**PROBLEM**
Without altering a single word, repeat the records that follow.

**RECORDED INFORMATION**
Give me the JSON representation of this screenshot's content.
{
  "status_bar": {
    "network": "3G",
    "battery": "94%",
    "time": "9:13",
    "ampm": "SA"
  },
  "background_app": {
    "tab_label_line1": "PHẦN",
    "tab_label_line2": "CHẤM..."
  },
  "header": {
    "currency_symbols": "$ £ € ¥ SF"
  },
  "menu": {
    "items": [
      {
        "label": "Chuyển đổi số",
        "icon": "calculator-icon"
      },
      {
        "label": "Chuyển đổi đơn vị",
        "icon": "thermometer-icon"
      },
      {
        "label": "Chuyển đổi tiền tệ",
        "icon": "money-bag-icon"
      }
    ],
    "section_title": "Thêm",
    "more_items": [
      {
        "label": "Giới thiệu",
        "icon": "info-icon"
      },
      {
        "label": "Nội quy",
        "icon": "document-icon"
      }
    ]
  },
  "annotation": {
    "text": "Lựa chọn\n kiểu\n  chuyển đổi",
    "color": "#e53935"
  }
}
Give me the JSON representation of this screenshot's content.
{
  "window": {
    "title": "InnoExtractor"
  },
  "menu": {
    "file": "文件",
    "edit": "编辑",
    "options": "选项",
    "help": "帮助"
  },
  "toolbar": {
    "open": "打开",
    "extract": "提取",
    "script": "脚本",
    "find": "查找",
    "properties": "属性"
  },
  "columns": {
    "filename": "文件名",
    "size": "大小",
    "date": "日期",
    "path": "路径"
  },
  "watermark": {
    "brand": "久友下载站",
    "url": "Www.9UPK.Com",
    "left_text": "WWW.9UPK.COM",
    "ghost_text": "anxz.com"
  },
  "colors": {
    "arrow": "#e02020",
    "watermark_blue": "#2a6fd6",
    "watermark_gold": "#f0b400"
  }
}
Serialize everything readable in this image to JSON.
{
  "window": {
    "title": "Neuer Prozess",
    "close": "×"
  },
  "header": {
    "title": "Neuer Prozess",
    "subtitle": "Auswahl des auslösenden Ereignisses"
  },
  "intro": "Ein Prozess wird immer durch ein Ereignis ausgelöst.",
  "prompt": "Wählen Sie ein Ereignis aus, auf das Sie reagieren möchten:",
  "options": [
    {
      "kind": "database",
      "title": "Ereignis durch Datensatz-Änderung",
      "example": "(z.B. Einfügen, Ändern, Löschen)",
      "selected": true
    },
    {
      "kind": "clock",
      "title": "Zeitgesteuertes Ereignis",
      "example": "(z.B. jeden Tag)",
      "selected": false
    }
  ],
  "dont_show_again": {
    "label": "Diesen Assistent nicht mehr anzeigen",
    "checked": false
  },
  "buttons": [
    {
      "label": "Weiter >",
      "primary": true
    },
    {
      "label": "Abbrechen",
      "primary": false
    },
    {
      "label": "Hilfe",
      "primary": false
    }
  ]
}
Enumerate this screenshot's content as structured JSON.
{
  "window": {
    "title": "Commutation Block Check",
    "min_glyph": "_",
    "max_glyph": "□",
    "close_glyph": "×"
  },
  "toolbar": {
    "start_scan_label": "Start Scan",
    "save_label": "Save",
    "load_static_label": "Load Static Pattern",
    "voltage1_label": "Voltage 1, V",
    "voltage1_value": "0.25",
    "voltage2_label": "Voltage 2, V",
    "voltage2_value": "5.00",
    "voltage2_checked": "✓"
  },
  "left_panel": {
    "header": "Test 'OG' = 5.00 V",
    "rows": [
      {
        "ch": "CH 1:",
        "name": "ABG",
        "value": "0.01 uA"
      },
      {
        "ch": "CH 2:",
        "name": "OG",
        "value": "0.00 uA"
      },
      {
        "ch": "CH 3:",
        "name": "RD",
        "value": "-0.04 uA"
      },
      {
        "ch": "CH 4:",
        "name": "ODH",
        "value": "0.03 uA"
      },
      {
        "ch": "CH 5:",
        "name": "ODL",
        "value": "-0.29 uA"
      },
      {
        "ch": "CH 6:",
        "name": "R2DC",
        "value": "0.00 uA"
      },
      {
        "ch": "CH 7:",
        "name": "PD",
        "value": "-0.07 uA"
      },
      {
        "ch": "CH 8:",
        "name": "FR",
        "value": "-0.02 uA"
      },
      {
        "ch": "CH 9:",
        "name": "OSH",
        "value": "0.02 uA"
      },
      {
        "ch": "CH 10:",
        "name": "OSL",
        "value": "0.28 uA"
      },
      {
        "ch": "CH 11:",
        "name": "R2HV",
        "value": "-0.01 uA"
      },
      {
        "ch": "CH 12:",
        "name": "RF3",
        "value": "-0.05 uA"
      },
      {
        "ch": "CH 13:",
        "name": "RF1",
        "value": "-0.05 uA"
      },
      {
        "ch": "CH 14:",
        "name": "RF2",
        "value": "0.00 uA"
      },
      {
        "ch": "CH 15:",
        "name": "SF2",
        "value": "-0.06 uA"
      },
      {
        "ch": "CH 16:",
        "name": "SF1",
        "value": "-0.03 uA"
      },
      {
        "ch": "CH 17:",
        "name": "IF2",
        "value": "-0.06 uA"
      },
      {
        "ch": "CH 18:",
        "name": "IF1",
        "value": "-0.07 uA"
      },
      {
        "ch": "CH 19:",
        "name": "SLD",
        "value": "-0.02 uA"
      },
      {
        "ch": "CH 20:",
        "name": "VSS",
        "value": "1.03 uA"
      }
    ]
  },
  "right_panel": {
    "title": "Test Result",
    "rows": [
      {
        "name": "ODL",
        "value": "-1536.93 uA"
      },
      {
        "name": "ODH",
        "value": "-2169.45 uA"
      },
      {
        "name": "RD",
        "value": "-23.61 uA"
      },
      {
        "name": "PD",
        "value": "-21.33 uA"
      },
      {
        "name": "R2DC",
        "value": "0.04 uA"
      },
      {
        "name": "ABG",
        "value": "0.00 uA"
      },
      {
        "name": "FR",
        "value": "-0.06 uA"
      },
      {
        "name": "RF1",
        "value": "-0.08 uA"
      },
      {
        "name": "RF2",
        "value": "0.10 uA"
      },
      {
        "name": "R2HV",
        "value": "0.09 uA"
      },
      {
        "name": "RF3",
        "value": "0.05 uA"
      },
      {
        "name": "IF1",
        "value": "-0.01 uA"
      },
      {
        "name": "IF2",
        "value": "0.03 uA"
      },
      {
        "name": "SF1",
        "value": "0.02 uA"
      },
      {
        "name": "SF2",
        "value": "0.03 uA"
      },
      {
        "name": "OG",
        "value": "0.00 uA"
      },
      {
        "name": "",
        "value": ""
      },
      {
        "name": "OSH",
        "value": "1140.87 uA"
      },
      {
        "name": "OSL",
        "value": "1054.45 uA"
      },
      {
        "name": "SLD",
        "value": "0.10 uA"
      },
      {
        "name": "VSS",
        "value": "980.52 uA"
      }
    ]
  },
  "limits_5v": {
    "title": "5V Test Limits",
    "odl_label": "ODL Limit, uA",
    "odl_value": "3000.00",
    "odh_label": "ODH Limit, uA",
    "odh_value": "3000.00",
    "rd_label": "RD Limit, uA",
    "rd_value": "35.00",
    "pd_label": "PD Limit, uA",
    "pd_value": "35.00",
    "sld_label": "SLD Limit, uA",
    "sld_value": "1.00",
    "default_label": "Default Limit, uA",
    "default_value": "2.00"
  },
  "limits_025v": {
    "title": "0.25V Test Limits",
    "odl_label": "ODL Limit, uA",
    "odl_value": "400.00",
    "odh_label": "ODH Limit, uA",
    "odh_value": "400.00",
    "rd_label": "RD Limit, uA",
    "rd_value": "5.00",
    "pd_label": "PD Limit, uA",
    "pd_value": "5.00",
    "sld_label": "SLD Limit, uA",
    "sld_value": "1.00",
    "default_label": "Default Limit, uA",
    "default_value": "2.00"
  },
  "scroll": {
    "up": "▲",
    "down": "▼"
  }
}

**SOLUTION TO THE EXERCISE**
Give me the JSON representation of this screenshot's content.
{
  "status_bar": {
    "network": "3G",
    "battery": "94%",
    "time": "9:13",
    "ampm": "SA"
  },
  "background_app": {
    "tab_label_line1": "PHẦN",
    "tab_label_line2": "CHẤM..."
  },
  "header": {
    "currency_symbols": "$ £ € ¥ SF"
  },
  "menu": {
    "items": [
      {
        "label": "Chuyển đổi số",
        "icon": "calculator-icon"
      },
      {
        "label": "Chuyển đổi đơn vị",
        "icon": "thermometer-icon"
      },
      {
        "label": "Chuyển đổi tiền tệ",
        "icon": "money-bag-icon"
      }
    ],
    "section_title": "Thêm",
    "more_items": [
      {
        "label": "Giới thiệu",
        "icon": "info-icon"
      },
      {
        "label": "Nội quy",
        "icon": "document-icon"
      }
    ]
  },
  "annotation": {
    "text": "Lựa chọn\n kiểu\n  chuyển đổi",
    "color": "#e53935"
  }
}
Give me the JSON representation of this screenshot's content.
{
  "window": {
    "title": "InnoExtractor"
  },
  "menu": {
    "file": "文件",
    "edit": "编辑",
    "options": "选项",
    "help": "帮助"
  },
  "toolbar": {
    "open": "打开",
    "extract": "提取",
    "script": "脚本",
    "find": "查找",
    "properties": "属性"
  },
  "columns": {
    "filename": "文件名",
    "size": "大小",
    "date": "日期",
    "path": "路径"
  },
  "watermark": {
    "brand": "久友下载站",
    "url": "Www.9UPK.Com",
    "left_text": "WWW.9UPK.COM",
    "ghost_text": "anxz.com"
  },
  "colors": {
    "arrow": "#e02020",
    "watermark_blue": "#2a6fd6",
    "watermark_gold": "#f0b400"
  }
}
Serialize everything readable in this image to JSON.
{
  "window": {
    "title": "Neuer Prozess",
    "close": "×"
  },
  "header": {
    "title": "Neuer Prozess",
    "subtitle": "Auswahl des auslösenden Ereignisses"
  },
  "intro": "Ein Prozess wird immer durch ein Ereignis ausgelöst.",
  "prompt": "Wählen Sie ein Ereignis aus, auf das Sie reagieren möchten:",
  "options": [
    {
      "kind": "database",
      "title": "Ereignis durch Datensatz-Änderung",
      "example": "(z.B. Einfügen, Ändern, Löschen)",
      "selected": true
    },
    {
      "kind": "clock",
      "title": "Zeitgesteuertes Ereignis",
      "example": "(z.B. jeden Tag)",
      "selected": false
    }
  ],
  "dont_show_again": {
    "label": "Diesen Assistent nicht mehr anzeigen",
    "checked": false
  },
  "buttons": [
    {
      "label": "Weiter >",
      "primary": true
    },
    {
      "label": "Abbrechen",
      "primary": false
    },
    {
      "label": "Hilfe",
      "primary": false
    }
  ]
}
Enumerate this screenshot's content as structured JSON.
{
  "window": {
    "title": "Commutation Block Check",
    "min_glyph": "_",
    "max_glyph": "□",
    "close_glyph": "×"
  },
  "toolbar": {
    "start_scan_label": "Start Scan",
    "save_label": "Save",
    "load_static_label": "Load Static Pattern",
    "voltage1_label": "Voltage 1, V",
    "voltage1_value": "0.25",
    "voltage2_label": "Voltage 2, V",
    "voltage2_value": "5.00",
    "voltage2_checked": "✓"
  },
  "left_panel": {
    "header": "Test 'OG' = 5.00 V",
    "rows": [
      {
        "ch": "CH 1:",
        "name": "ABG",
        "value": "0.01 uA"
      },
      {
        "ch": "CH 2:",
        "name": "OG",
        "value": "0.00 uA"
      },
      {
        "ch": "CH 3:",
        "name": "RD",
        "value": "-0.04 uA"
      },
      {
        "ch": "CH 4:",
        "name": "ODH",
        "value": "0.03 uA"
      },
      {
        "ch": "CH 5:",
        "name": "ODL",
        "value": "-0.29 uA"
      },
      {
        "ch": "CH 6:",
        "name": "R2DC",
        "value": "0.00 uA"
      },
      {
        "ch": "CH 7:",
        "name": "PD",
        "value": "-0.07 uA"
      },
      {
        "ch": "CH 8:",
        "name": "FR",
        "value": "-0.02 uA"
      },
      {
        "ch": "CH 9:",
        "name": "OSH",
        "value": "0.02 uA"
      },
      {
        "ch": "CH 10:",
        "name": "OSL",
        "value": "0.28 uA"
      },
      {
        "ch": "CH 11:",
        "name": "R2HV",
        "value": "-0.01 uA"
      },
      {
        "ch": "CH 12:",
        "name": "RF3",
        "value": "-0.05 uA"
      },
      {
        "ch": "CH 13:",
        "name": "RF1",
        "value": "-0.05 uA"
      },
      {
        "ch": "CH 14:",
        "name": "RF2",
        "value": "0.00 uA"
      },
      {
        "ch": "CH 15:",
        "name": "SF2",
        "value": "-0.06 uA"
      },
      {
        "ch": "CH 16:",
        "name": "SF1",
        "value": "-0.03 uA"
      },
      {
        "ch": "CH 17:",
        "name": "IF2",
        "value": "-0.06 uA"
      },
      {
        "ch": "CH 18:",
        "name": "IF1",
        "value": "-0.07 uA"
      },
      {
        "ch": "CH 19:",
        "name": "SLD",
        "value": "-0.02 uA"
      },
      {
        "ch": "CH 20:",
        "name": "VSS",
        "value": "1.03 uA"
      }
    ]
  },
  "right_panel": {
    "title": "Test Result",
    "rows": [
      {
        "name": "ODL",
        "value": "-1536.93 uA"
      },
      {
        "name": "ODH",
        "value": "-2169.45 uA"
      },
      {
        "name": "RD",
        "value": "-23.61 uA"
      },
      {
        "name": "PD",
        "value": "-21.33 uA"
      },
      {
        "name": "R2DC",
        "value": "0.04 uA"
      },
      {
        "name": "ABG",
        "value": "0.00 uA"
      },
      {
        "name": "FR",
        "value": "-0.06 uA"
      },
      {
        "name": "RF1",
        "value": "-0.08 uA"
      },
      {
        "name": "RF2",
        "value": "0.10 uA"
      },
      {
        "name": "R2HV",
        "value": "0.09 uA"
      },
      {
        "name": "RF3",
        "value": "0.05 uA"
      },
      {
        "name": "IF1",
        "value": "-0.01 uA"
      },
      {
        "name": "IF2",
        "value": "0.03 uA"
      },
      {
        "name": "SF1",
        "value": "0.02 uA"
      },
      {
        "name": "SF2",
        "value": "0.03 uA"
      },
      {
        "name": "OG",
        "value": "0.00 uA"
      },
      {
        "name": "",
        "value": ""
      },
      {
        "name": "OSH",
        "value": "1140.87 uA"
      },
      {
        "name": "OSL",
        "value": "1054.45 uA"
      },
      {
        "name": "SLD",
        "value": "0.10 uA"
      },
      {
        "name": "VSS",
        "value": "980.52 uA"
      }
    ]
  },
  "limits_5v": {
    "title": "5V Test Limits",
    "odl_label": "ODL Limit, uA",
    "odl_value": "3000.00",
    "odh_label": "ODH Limit, uA",
    "odh_value": "3000.00",
    "rd_label": "RD Limit, uA",
    "rd_value": "35.00",
    "pd_label": "PD Limit, uA",
    "pd_value": "35.00",
    "sld_label": "SLD Limit, uA",
    "sld_value": "1.00",
    "default_label": "Default Limit, uA",
    "default_value": "2.00"
  },
  "limits_025v": {
    "title": "0.25V Test Limits",
    "odl_label": "ODL Limit, uA",
    "odl_value": "400.00",
    "odh_label": "ODH Limit, uA",
    "odh_value": "400.00",
    "rd_label": "RD Limit, uA",
    "rd_value": "5.00",
    "pd_label": "PD Limit, uA",
    "pd_value": "5.00",
    "sld_label": "SLD Limit, uA",
    "sld_value": "1.00",
    "default_label": "Default Limit, uA",
    "default_value": "2.00"
  },
  "scroll": {
    "up": "▲",
    "down": "▼"
  }
}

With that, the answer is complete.